▶ [Activity]
Go line by line through the data and copy those with the word "title".
___ Source information
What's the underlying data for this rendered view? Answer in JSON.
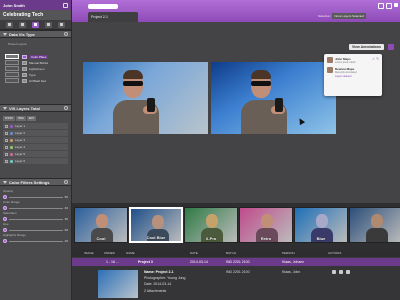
{
  "user": {
    "name": "John Smith"
  },
  "workspace": {
    "title": "Celebrating Tech"
  },
  "sidebar": {
    "layout_panel": {
      "title": "Data Vis Type",
      "sub_label": "Preset Layout",
      "options": [
        "Color Pikes",
        "Manual Bobbs",
        "Lightscreen",
        "Type",
        "Hil Bladi bed"
      ]
    },
    "layers_panel": {
      "title": "VIS Layers Total",
      "tabs": [
        "SHOW",
        "HIDE",
        "EDIT"
      ],
      "layers": [
        "Layer 1",
        "Layer 2",
        "Layer 3",
        "Layer 4",
        "Layer 5",
        "Layer 6"
      ],
      "colors": [
        "#9b59c9",
        "#6b8fd1",
        "#d1a06b",
        "#8ed16b",
        "#d16b9b",
        "#6bd1c9"
      ]
    },
    "filters_panel": {
      "title": "Color Filters Settings",
      "filters": [
        {
          "label": "Opacity",
          "value": "50"
        },
        {
          "label": "Color Range",
          "value": "40"
        },
        {
          "label": "Saturation",
          "value": "30"
        },
        {
          "label": "Hue",
          "value": "60"
        },
        {
          "label": "Highlights Range",
          "value": "20"
        }
      ]
    }
  },
  "main": {
    "project_tab": "Project 2-1",
    "layers_selected_label": "Selection",
    "layers_selected_value": "None Layers Selected",
    "view_annotations": "View Annotations",
    "annotations": [
      {
        "name": "John Maps",
        "message": "Lorem ipsum dolor"
      },
      {
        "name": "Deanna Maps",
        "message": "Recently annotated",
        "reply": "Layers deleted"
      }
    ]
  },
  "filmstrip": {
    "items": [
      {
        "label": "Cool",
        "bg": "#2a5f9e",
        "skin": "#c18f78",
        "shirt": "#4a4a4a"
      },
      {
        "label": "Cool Blue",
        "bg": "#1e4f8a",
        "skin": "#b7917c",
        "shirt": "#3b4a5a"
      },
      {
        "label": "X-Pro",
        "bg": "#2f7a45",
        "skin": "#c6a26b",
        "shirt": "#4a5a3a"
      },
      {
        "label": "Retro",
        "bg": "#c04b8c",
        "skin": "#c18f78",
        "shirt": "#6a4a5a"
      },
      {
        "label": "Blue",
        "bg": "#1d6fb8",
        "skin": "#a8a8c8",
        "shirt": "#3a3a6a"
      },
      {
        "label": "",
        "bg": "#2d4f7a",
        "skin": "#b08a70",
        "shirt": "#3a3a3a"
      }
    ]
  },
  "table": {
    "headers": [
      "IMAGE",
      "ORDER",
      "NAME",
      "DATE",
      "BATCH",
      "PERSON",
      "ACTIONS"
    ],
    "row": {
      "order": "1 - 16 ...",
      "name": "Project 3",
      "date": "2014-03-14",
      "batch": "IND 2201 2100",
      "person": "Klaas, Johann"
    },
    "detail": {
      "name": "Name: Project 2-1",
      "photographer": "Photographer: Young Jung",
      "date": "Date: 2014-03-14",
      "attachments": "2 Attachments",
      "batch": "IND 2201 2100",
      "person": "Klaas, John"
    }
  }
}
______
▶ [Problem solution]
    "title": "Celebrating Tech"
      "title": "Data Vis Type",
      "title": "VIS Layers Total",
      "title": "Color Filters Settings",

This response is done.